Orca, Strait of Gibraltar
Orcas are found in almost all the planet’s oceans. Therefore, it is a complex task to determine the global conservation status of the species. Currently, the IUCN (International Union for Conservation of Nature) states that there is insufficient data to determine the degree of threat.
Orcas are known to feed on a wide range of prey, including most species of marine mammals, seabirds, sea turtles, many species of fish (including sharks and rays) and cephalopods. They have a diverse range of foraging tactics, including intentional beaching to capture sea lions on shore, creating waves to drag seals off ice floes, and using cooperative techniques to herd fish and attack large prey such as tuna and large whales.
Although it is not yet possible to determine the overall conservation status of the species, we can determine the level of threat to local populations, especially those that have a limited distribution and do not migrate. This is the case of the orca population inhabiting the Strait of Gibraltar, south of the Iberian Peninsula, which is critically endangered. This unique region where the Mediterranean Sea and the Atlantic Ocean meet is the ideal habitat for orcas due to the presence of prey, in particular bluefin tuna, which is the reason why there is a permanent population in the waters of the Strait.
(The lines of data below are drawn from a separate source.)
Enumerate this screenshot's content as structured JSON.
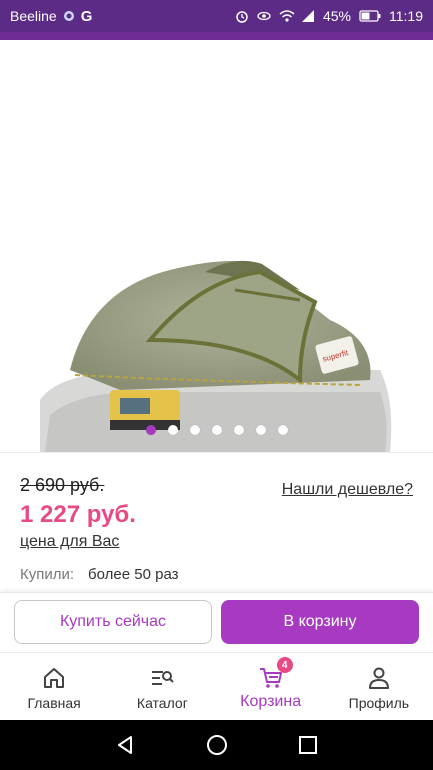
{
  "status_bar": {
    "carrier": "Beeline",
    "carrier_badge": "G",
    "battery_percent": "45%",
    "time": "11:19",
    "icons": [
      "alarm-icon",
      "eye-icon",
      "wifi-icon",
      "signal-icon",
      "battery-icon"
    ]
  },
  "gallery": {
    "image_subject": "shoe-photo",
    "page_count": 7,
    "active_page": 1
  },
  "price": {
    "old_price": "2 690 руб.",
    "new_price": "1 227 руб.",
    "price_for_you_label": "цена для Вас",
    "found_cheaper_label": "Нашли дешевле?",
    "bought_label": "Купили:",
    "bought_value": "более 50 раз"
  },
  "actions": {
    "buy_now_label": "Купить сейчас",
    "add_to_cart_label": "В корзину"
  },
  "bottom_nav": {
    "items": [
      {
        "label": "Главная",
        "icon": "home-icon",
        "active": false
      },
      {
        "label": "Каталог",
        "icon": "catalog-search-icon",
        "active": false
      },
      {
        "label": "Корзина",
        "icon": "cart-icon",
        "active": true,
        "badge": "4"
      },
      {
        "label": "Профиль",
        "icon": "profile-icon",
        "active": false
      }
    ]
  },
  "colors": {
    "accent": "#a73ac0",
    "price": "#e64a87",
    "status_bar": "#5b2b86"
  }
}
However, heavy maritime traffic in the region, chemical and noise pollution and overfishing of bluefin tuna threaten the conservation of these marine mammals, pushing this population to the brink of extinction. Currently the population in the Strait of Gibraltar is estimated at just over 49 specimens.
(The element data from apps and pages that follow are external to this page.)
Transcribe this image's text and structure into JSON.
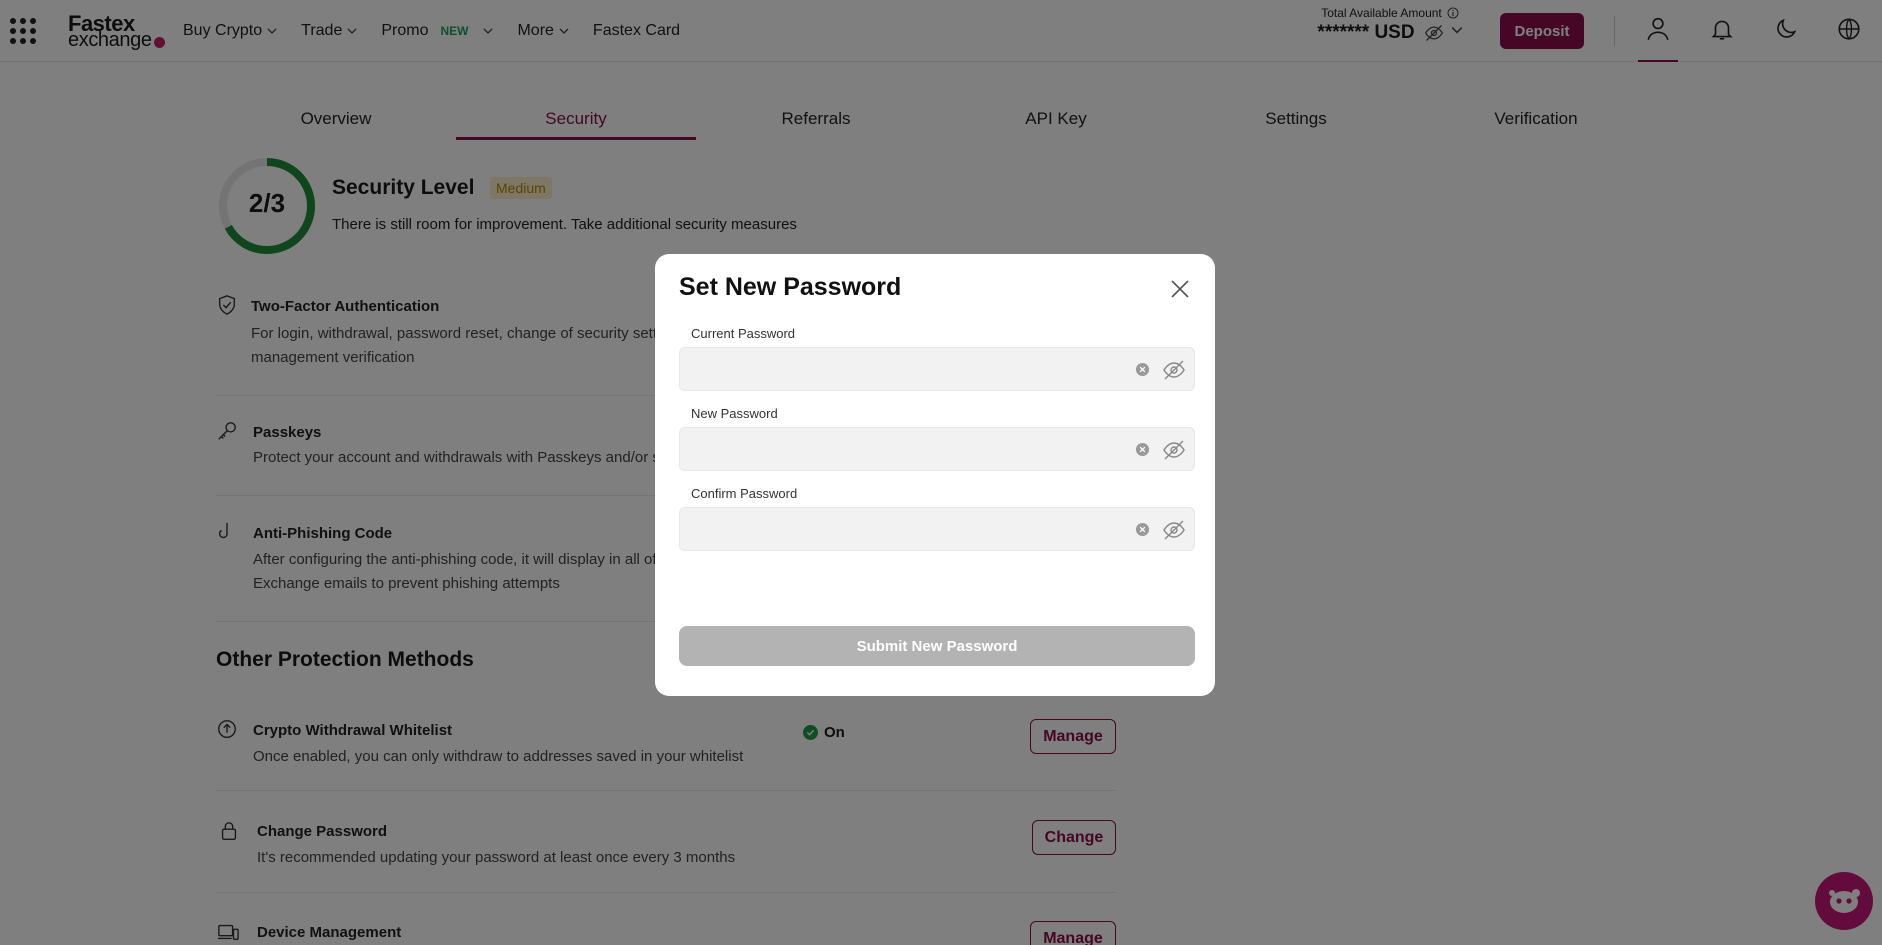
{
  "header": {
    "logo_top": "Fastex",
    "logo_bottom": "exchange",
    "nav": [
      {
        "label": "Buy Crypto"
      },
      {
        "label": "Trade"
      },
      {
        "label": "Promo",
        "badge": "NEW"
      },
      {
        "label": "More"
      },
      {
        "label": "Fastex Card"
      }
    ],
    "available_label": "Total Available Amount",
    "available_value": "******* USD",
    "deposit": "Deposit"
  },
  "tabs": [
    "Overview",
    "Security",
    "Referrals",
    "API Key",
    "Settings",
    "Verification"
  ],
  "active_tab": "Security",
  "security": {
    "score": "2/3",
    "score_fraction": 0.67,
    "title": "Security Level",
    "level": "Medium",
    "description": "There is still room for improvement. Take additional security measures"
  },
  "items": [
    {
      "title": "Two-Factor Authentication",
      "desc_line1": "For login, withdrawal, password reset, change of security settings and API",
      "desc_line2": "management verification"
    },
    {
      "title": "Passkeys",
      "desc_line1": "Protect your account and withdrawals with Passkeys and/or security keys"
    },
    {
      "title": "Anti-Phishing Code",
      "desc_line1": "After configuring the anti-phishing code, it will display in all official Fastex",
      "desc_line2": "Exchange emails to prevent phishing attempts"
    }
  ],
  "other": {
    "section_title": "Other Protection Methods",
    "whitelist": {
      "title": "Crypto Withdrawal Whitelist",
      "desc": "Once enabled, you can only withdraw to addresses saved in your whitelist",
      "status": "On",
      "button": "Manage"
    },
    "password": {
      "title": "Change Password",
      "desc": "It's recommended updating your password at least once every 3 months",
      "button": "Change"
    },
    "device": {
      "title": "Device Management",
      "button": "Manage"
    }
  },
  "modal": {
    "title": "Set New Password",
    "fields": [
      {
        "label": "Current Password",
        "value": ""
      },
      {
        "label": "New Password",
        "value": ""
      },
      {
        "label": "Confirm Password",
        "value": ""
      }
    ],
    "submit": "Submit New Password"
  },
  "colors": {
    "brand": "#8a0f4b",
    "chat": "#c8177a",
    "ring": "#1e8c3a",
    "badge_bg": "#fbf0cc"
  }
}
Loro Parque Fundación has collaborated with Consejo Superior de Investigaciones Científicas (CSIC) and Grupo para la Conservación, Información y Estudio sobre los Cetáceos (CIRCE) in the study of these populations, through photo-identification, tagging and satellite tracking, analysis of their diet and main threats, such as bioaccumulation of toxic substances.
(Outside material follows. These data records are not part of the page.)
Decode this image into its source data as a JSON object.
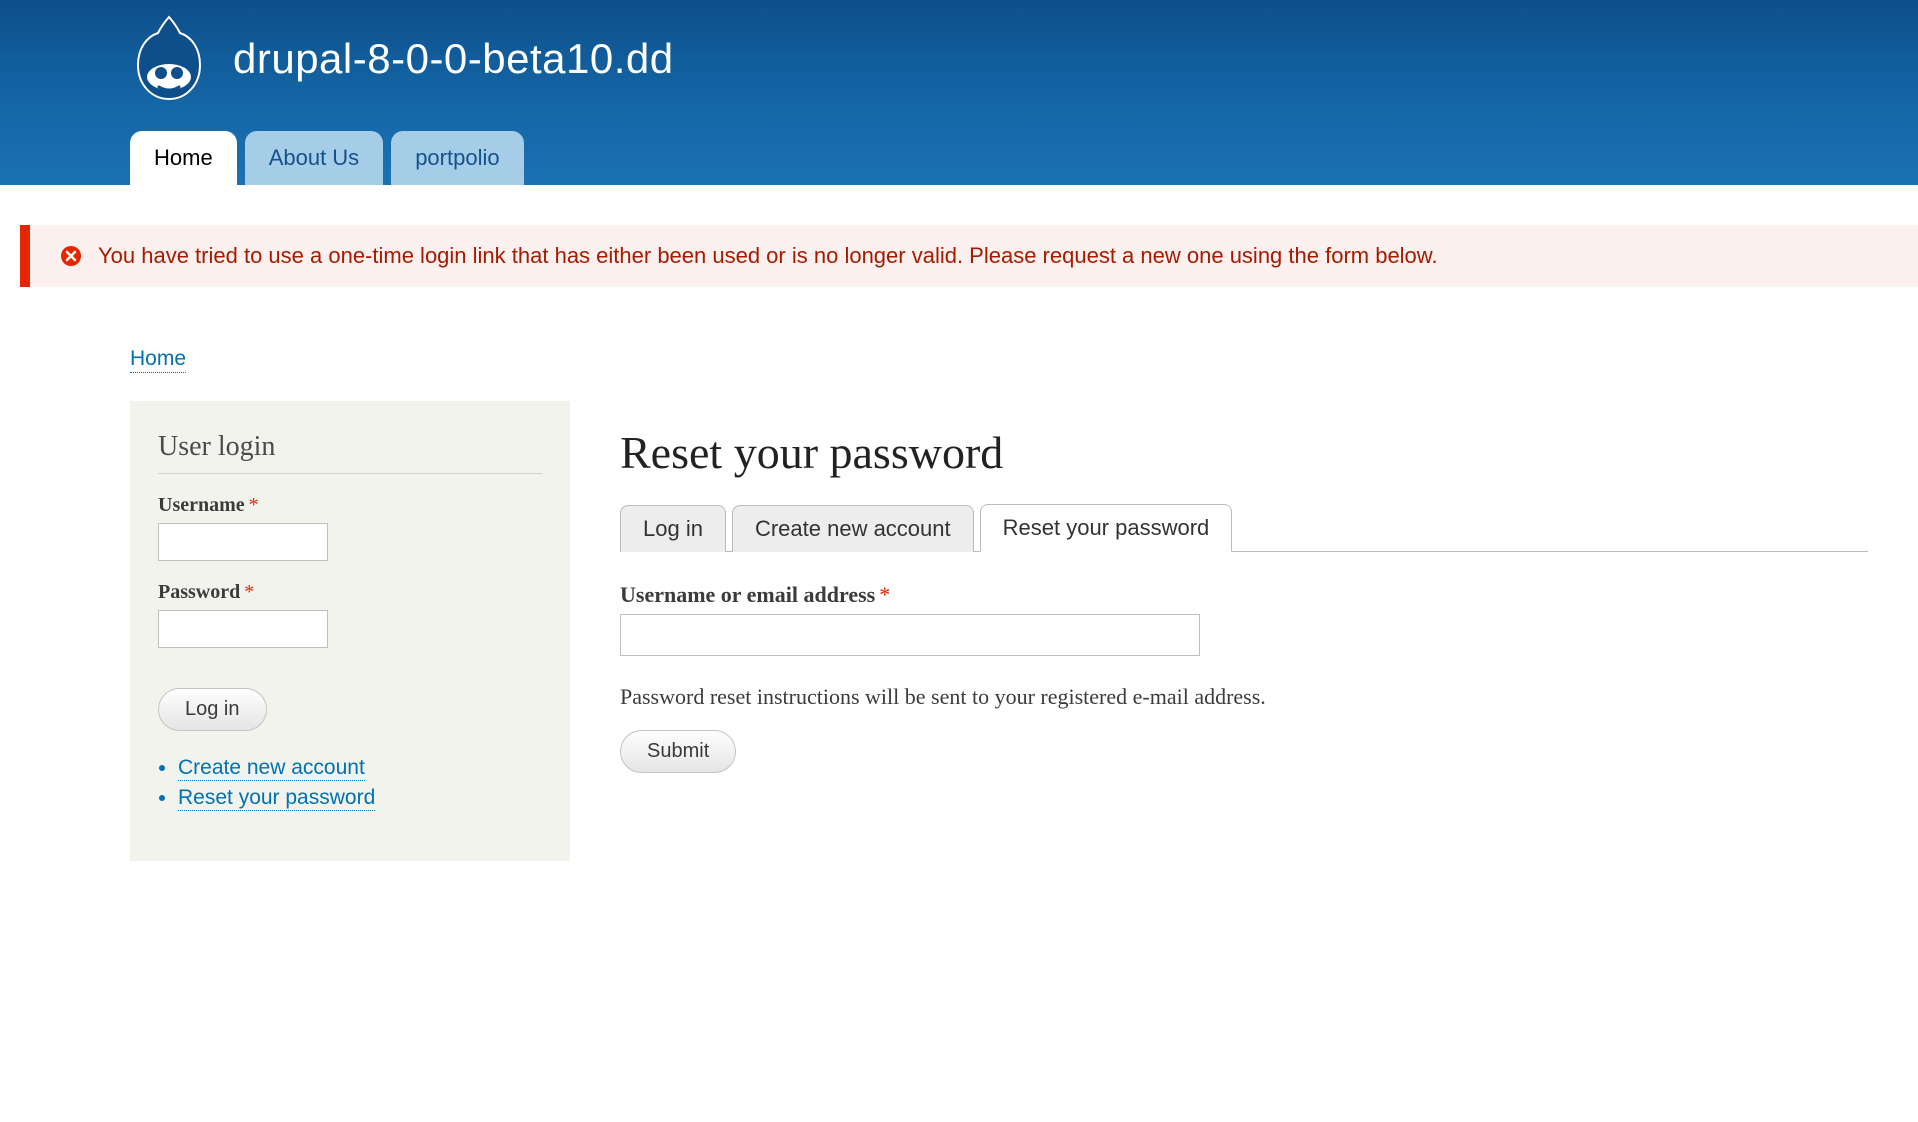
{
  "header": {
    "site_name": "drupal-8-0-0-beta10.dd",
    "nav": [
      {
        "label": "Home",
        "active": true
      },
      {
        "label": "About Us",
        "active": false
      },
      {
        "label": "portpolio",
        "active": false
      }
    ]
  },
  "message": {
    "text": "You have tried to use a one-time login link that has either been used or is no longer valid. Please request a new one using the form below."
  },
  "breadcrumb": {
    "home": "Home"
  },
  "sidebar": {
    "title": "User login",
    "username_label": "Username",
    "password_label": "Password",
    "login_button": "Log in",
    "links": [
      "Create new account",
      "Reset your password"
    ]
  },
  "main": {
    "title": "Reset your password",
    "tabs": [
      {
        "label": "Log in",
        "active": false
      },
      {
        "label": "Create new account",
        "active": false
      },
      {
        "label": "Reset your password",
        "active": true
      }
    ],
    "field_label": "Username or email address",
    "help_text": "Password reset instructions will be sent to your registered e-mail address.",
    "submit_button": "Submit"
  },
  "required_mark": "*"
}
One of the projects developed with the orcas in the Strait of Gibraltar is the study of energy expenditure used by the killer whales in relation to the density of prey in the Strait of Gibraltar, which will make it possible to determine the energy expenditure by the animals during hunting, and their relationship with the fishing fleet. This study is of great importance because of the relationship between food availability and orca reproduction.